        Or perhaps it's in the other direction, assuming that the human progresses toward the divine. See below:

        Link: http://www.venganza.org/

        1. re: jbw

          that's fantastic! right on.

      3. Objectivity in taste judgment requires an ability to recognize and divorce that judgment from the influences of cravings. Warm bread and good butter will be ambrosial to a starving man or Atkins penitent. As will spring water after a desert ordeal, or cheesy macs when comfort food beacons. To judge objectively, one must be free of hunger, nostalgia, and other distractions. There is magic in food and taste, but disconnecting it from need and romance is difficult.

        1. >> And, though many people agree, I got one or two replies like "I found Fleur du Sel to be pretty mundane in the cuisine department." Now such a difference of views fascinates me because it brings up fascinating problems of metaphysics and aesthetics.>>

          That type of difference of opinion does not need to be that complicated or puzzling. If I said a restaurant's cuisine was "mundane," I would mean everyday, run-of-the-mill. Nothing that unusual or inventive on the menu; nothing fabulous in terms of ingredients or the way they were prepared. This would not be a terribly negative judgment unless the restaurant was claiming to do something really fabulous or groundbreaking or cost so much that I would expect that.

          Judging a restaurant in comparison with its peers in that area and at that price point I think it's a fairly straightforward type of judgment for an individual to make, although people may disagree with each other.

          1. I like the maturity theory. You must drink a ton of poor, average and good wine to ever fully appreciate a bottle of Petrus.

            3 Replies
            1. re: Shoeman

              I agree. And when I said..."Perhaps there's a clue in the process of maturity. They say that "ontogeny recapitulates phylogeny" ... the development of the individual recapitulates the development of the species. Maybe this is true in aesthetics as well." ... this might be literally true. Cuisine has evolved from caveman to Rome to Middle Ages to Louis XIV... though the dishes served at Roman and medieval aristocrats' tables are far more sophisticated than most people imagine. I've lived in the New Guinea highlands and what people there love most is big slabs of pig cooked on hot stones and served bloody rare. (It was delicious, actually.)
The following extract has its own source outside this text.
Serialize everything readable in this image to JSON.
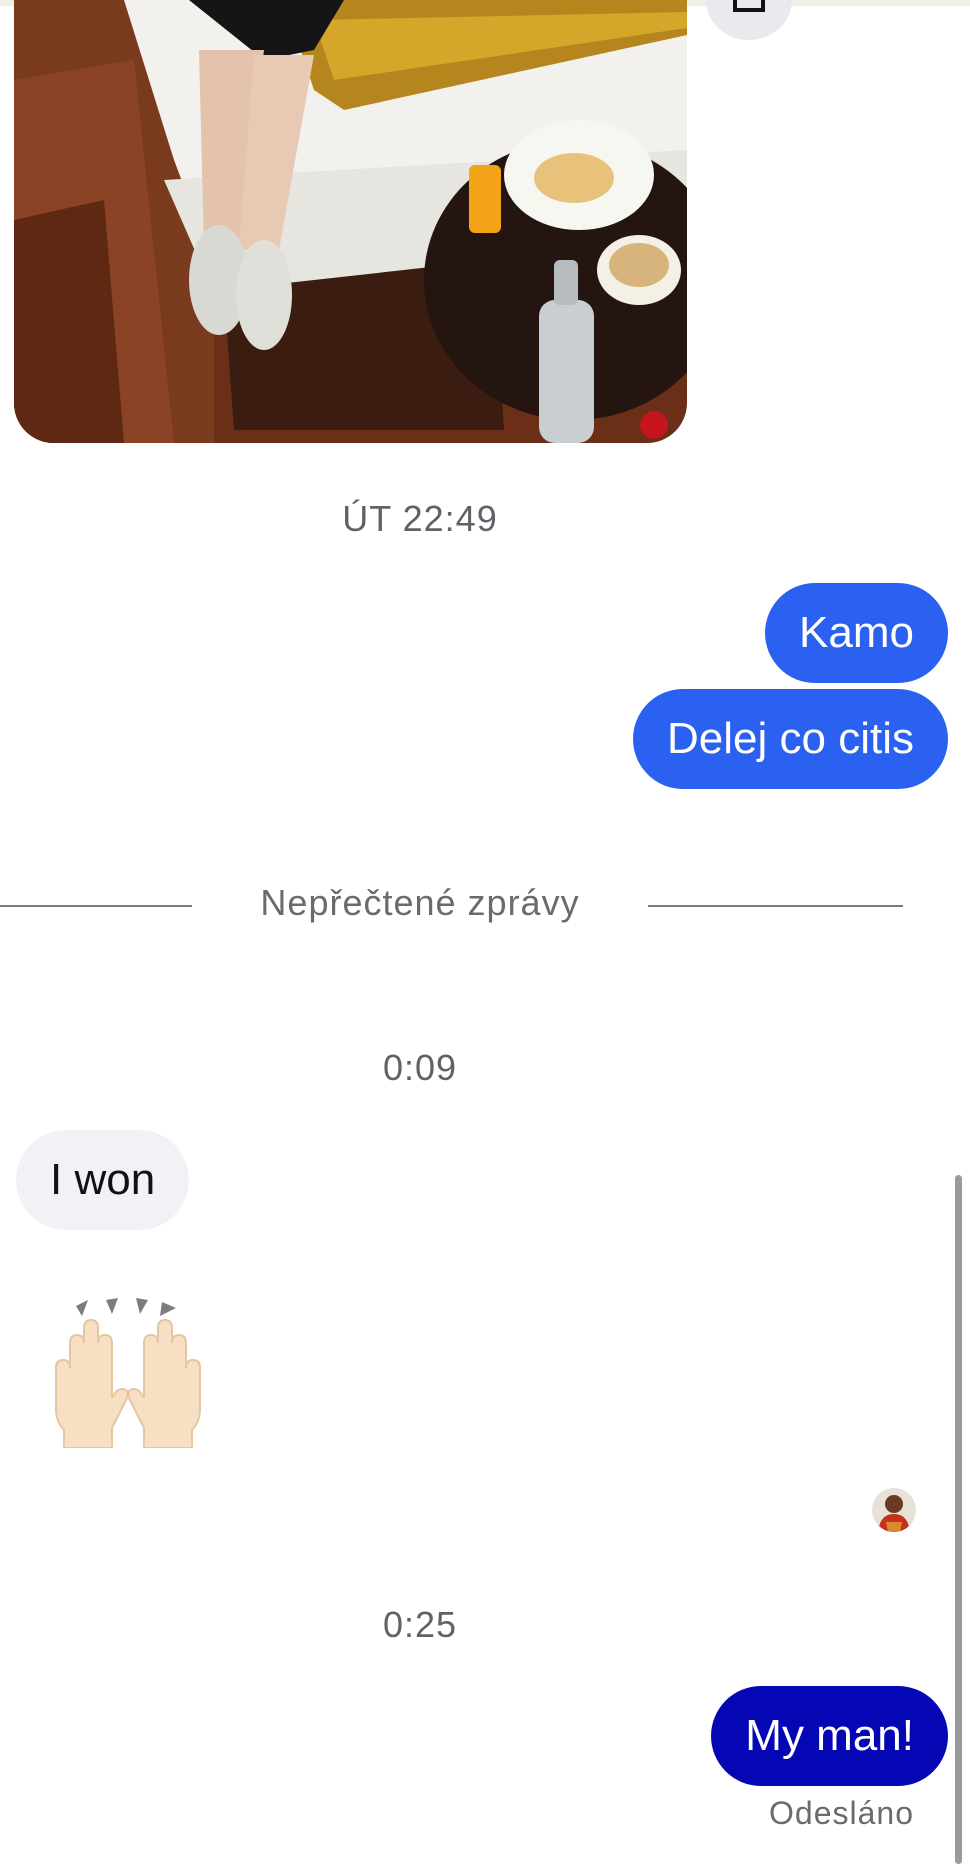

              1. re: Brian S

                WHAT! Can you please repost in English.

                Your brilliance is lost on me.

                1. re: Shoeman

                  Sorry. Maybe a child's taste develops as he grows up, going from greasy glop to sophisticated French sauces, in the same way the taste of the human race developed from cavemen chowing down on hunks of meat to Louis XIV dining on sophisticated French sauces.

            2. I'm not weighing in on the merits of the post, but on the merits of your writing. Excellent and bracing. Thank you

              1 Reply